• Task item: Can you reproduce the data beneath, keeping every line exact?

• Data provided:
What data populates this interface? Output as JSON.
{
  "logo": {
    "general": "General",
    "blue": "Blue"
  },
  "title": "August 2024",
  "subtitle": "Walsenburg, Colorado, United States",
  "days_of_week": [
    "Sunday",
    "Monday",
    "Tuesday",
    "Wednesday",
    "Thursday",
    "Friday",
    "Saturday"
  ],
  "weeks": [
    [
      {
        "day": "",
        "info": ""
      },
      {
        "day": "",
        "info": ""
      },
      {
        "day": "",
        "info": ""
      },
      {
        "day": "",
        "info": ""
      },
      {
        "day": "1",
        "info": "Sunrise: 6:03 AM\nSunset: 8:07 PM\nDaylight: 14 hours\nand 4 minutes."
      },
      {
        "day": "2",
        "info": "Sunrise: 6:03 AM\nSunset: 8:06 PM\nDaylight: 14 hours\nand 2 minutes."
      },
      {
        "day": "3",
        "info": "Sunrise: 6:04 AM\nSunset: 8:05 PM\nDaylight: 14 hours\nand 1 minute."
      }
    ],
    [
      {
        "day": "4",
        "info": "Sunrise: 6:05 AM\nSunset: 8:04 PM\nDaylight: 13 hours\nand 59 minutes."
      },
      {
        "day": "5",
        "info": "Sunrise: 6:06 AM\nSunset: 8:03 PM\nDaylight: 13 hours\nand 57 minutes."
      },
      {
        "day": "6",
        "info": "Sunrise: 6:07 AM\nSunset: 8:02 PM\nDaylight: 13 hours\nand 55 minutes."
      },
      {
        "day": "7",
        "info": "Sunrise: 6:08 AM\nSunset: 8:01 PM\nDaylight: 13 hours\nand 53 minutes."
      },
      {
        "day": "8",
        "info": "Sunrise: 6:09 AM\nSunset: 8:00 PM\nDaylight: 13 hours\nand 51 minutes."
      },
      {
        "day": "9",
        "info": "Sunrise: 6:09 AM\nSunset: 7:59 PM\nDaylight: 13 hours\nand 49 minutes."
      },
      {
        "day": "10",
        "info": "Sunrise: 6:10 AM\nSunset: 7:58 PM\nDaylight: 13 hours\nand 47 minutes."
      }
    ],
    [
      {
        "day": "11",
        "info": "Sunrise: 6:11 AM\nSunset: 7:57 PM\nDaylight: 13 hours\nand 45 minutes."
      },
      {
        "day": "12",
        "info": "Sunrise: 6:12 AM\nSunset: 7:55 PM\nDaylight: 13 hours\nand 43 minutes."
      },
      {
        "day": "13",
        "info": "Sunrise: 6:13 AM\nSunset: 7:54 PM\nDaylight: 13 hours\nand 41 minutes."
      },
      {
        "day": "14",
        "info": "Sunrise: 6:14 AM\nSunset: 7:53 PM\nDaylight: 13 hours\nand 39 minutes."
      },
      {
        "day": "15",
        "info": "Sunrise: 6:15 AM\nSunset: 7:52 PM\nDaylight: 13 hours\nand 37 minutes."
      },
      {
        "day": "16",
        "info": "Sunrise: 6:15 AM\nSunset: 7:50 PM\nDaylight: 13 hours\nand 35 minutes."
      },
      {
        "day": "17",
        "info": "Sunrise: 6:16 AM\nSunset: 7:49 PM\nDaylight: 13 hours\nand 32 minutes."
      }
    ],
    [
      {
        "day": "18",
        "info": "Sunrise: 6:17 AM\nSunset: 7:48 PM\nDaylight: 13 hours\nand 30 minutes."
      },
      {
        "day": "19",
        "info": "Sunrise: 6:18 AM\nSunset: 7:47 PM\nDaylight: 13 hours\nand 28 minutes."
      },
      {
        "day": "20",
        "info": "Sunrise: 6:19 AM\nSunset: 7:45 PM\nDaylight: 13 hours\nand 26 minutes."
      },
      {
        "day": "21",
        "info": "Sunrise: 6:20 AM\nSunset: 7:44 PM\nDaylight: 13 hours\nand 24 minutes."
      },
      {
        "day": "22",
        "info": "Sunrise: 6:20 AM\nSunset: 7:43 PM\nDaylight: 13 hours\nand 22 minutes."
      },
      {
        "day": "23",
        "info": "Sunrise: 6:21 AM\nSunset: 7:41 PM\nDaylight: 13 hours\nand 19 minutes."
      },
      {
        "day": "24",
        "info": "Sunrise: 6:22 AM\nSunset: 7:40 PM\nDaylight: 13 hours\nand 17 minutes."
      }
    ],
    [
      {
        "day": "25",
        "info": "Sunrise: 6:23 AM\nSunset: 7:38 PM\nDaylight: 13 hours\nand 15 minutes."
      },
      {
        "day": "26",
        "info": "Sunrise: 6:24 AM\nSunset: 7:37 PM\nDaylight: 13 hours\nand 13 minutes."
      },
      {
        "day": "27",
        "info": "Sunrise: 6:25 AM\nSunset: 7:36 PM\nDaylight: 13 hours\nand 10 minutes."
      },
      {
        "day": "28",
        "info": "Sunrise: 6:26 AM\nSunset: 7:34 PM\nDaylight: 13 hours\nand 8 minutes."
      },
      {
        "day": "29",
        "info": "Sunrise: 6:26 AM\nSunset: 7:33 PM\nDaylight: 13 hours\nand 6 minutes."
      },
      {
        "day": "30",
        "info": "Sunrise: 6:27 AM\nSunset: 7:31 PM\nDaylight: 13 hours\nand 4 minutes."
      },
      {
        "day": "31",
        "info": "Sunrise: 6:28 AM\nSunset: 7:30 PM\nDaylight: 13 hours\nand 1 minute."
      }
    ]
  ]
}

• Task result:
What data populates this interface? Output as JSON.
{
  "logo": {
    "general": "General",
    "blue": "Blue"
  },
  "title": "August 2024",
  "subtitle": "Walsenburg, Colorado, United States",
  "days_of_week": [
    "Sunday",
    "Monday",
    "Tuesday",
    "Wednesday",
    "Thursday",
    "Friday",
    "Saturday"
  ],
  "weeks": [
    [
      {
        "day": "",
        "info": ""
      },
      {
        "day": "",
        "info": ""
      },
      {
        "day": "",
        "info": ""
      },
      {
        "day": "",
        "info": ""
      },
      {
        "day": "1",
        "info": "Sunrise: 6:03 AM\nSunset: 8:07 PM\nDaylight: 14 hours\nand 4 minutes."
      },
      {
        "day": "2",
        "info": "Sunrise: 6:03 AM\nSunset: 8:06 PM\nDaylight: 14 hours\nand 2 minutes."
      },
      {
        "day": "3",
        "info": "Sunrise: 6:04 AM\nSunset: 8:05 PM\nDaylight: 14 hours\nand 1 minute."
      }
    ],
    [
      {
        "day": "4",
        "info": "Sunrise: 6:05 AM\nSunset: 8:04 PM\nDaylight: 13 hours\nand 59 minutes."
      },
      {
        "day": "5",
        "info": "Sunrise: 6:06 AM\nSunset: 8:03 PM\nDaylight: 13 hours\nand 57 minutes."
      },
      {
        "day": "6",
        "info": "Sunrise: 6:07 AM\nSunset: 8:02 PM\nDaylight: 13 hours\nand 55 minutes."
      },
      {
        "day": "7",
        "info": "Sunrise: 6:08 AM\nSunset: 8:01 PM\nDaylight: 13 hours\nand 53 minutes."
      },
      {
        "day": "8",
        "info": "Sunrise: 6:09 AM\nSunset: 8:00 PM\nDaylight: 13 hours\nand 51 minutes."
      },
      {
        "day": "9",
        "info": "Sunrise: 6:09 AM\nSunset: 7:59 PM\nDaylight: 13 hours\nand 49 minutes."
      },
      {
        "day": "10",
        "info": "Sunrise: 6:10 AM\nSunset: 7:58 PM\nDaylight: 13 hours\nand 47 minutes."
      }
    ],
    [
      {
        "day": "11",
        "info": "Sunrise: 6:11 AM\nSunset: 7:57 PM\nDaylight: 13 hours\nand 45 minutes."
      },
      {
        "day": "12",
        "info": "Sunrise: 6:12 AM\nSunset: 7:55 PM\nDaylight: 13 hours\nand 43 minutes."
      },
      {
        "day": "13",
        "info": "Sunrise: 6:13 AM\nSunset: 7:54 PM\nDaylight: 13 hours\nand 41 minutes."
      },
      {
        "day": "14",
        "info": "Sunrise: 6:14 AM\nSunset: 7:53 PM\nDaylight: 13 hours\nand 39 minutes."
      },
      {
        "day": "15",
        "info": "Sunrise: 6:15 AM\nSunset: 7:52 PM\nDaylight: 13 hours\nand 37 minutes."
      },
      {
        "day": "16",
        "info": "Sunrise: 6:15 AM\nSunset: 7:50 PM\nDaylight: 13 hours\nand 35 minutes."
      },
      {
        "day": "17",
        "info": "Sunrise: 6:16 AM\nSunset: 7:49 PM\nDaylight: 13 hours\nand 32 minutes."
      }
    ],
    [
      {
        "day": "18",
        "info": "Sunrise: 6:17 AM\nSunset: 7:48 PM\nDaylight: 13 hours\nand 30 minutes."
      },
      {
        "day": "19",
        "info": "Sunrise: 6:18 AM\nSunset: 7:47 PM\nDaylight: 13 hours\nand 28 minutes."
      },
      {
        "day": "20",
        "info": "Sunrise: 6:19 AM\nSunset: 7:45 PM\nDaylight: 13 hours\nand 26 minutes."
      },
      {
        "day": "21",
        "info": "Sunrise: 6:20 AM\nSunset: 7:44 PM\nDaylight: 13 hours\nand 24 minutes."
      },
      {
        "day": "22",
        "info": "Sunrise: 6:20 AM\nSunset: 7:43 PM\nDaylight: 13 hours\nand 22 minutes."
      },
      {
        "day": "23",
        "info": "Sunrise: 6:21 AM\nSunset: 7:41 PM\nDaylight: 13 hours\nand 19 minutes."
      },
      {
        "day": "24",
        "info": "Sunrise: 6:22 AM\nSunset: 7:40 PM\nDaylight: 13 hours\nand 17 minutes."
      }
    ],
    [
      {
        "day": "25",
        "info": "Sunrise: 6:23 AM\nSunset: 7:38 PM\nDaylight: 13 hours\nand 15 minutes."
      },
      {
        "day": "26",
        "info": "Sunrise: 6:24 AM\nSunset: 7:37 PM\nDaylight: 13 hours\nand 13 minutes."
      },
      {
        "day": "27",
        "info": "Sunrise: 6:25 AM\nSunset: 7:36 PM\nDaylight: 13 hours\nand 10 minutes."
      },
      {
        "day": "28",
        "info": "Sunrise: 6:26 AM\nSunset: 7:34 PM\nDaylight: 13 hours\nand 8 minutes."
      },
      {
        "day": "29",
        "info": "Sunrise: 6:26 AM\nSunset: 7:33 PM\nDaylight: 13 hours\nand 6 minutes."
      },
      {
        "day": "30",
        "info": "Sunrise: 6:27 AM\nSunset: 7:31 PM\nDaylight: 13 hours\nand 4 minutes."
      },
      {
        "day": "31",
        "info": "Sunrise: 6:28 AM\nSunset: 7:30 PM\nDaylight: 13 hours\nand 1 minute."
      }
    ]
  ]
}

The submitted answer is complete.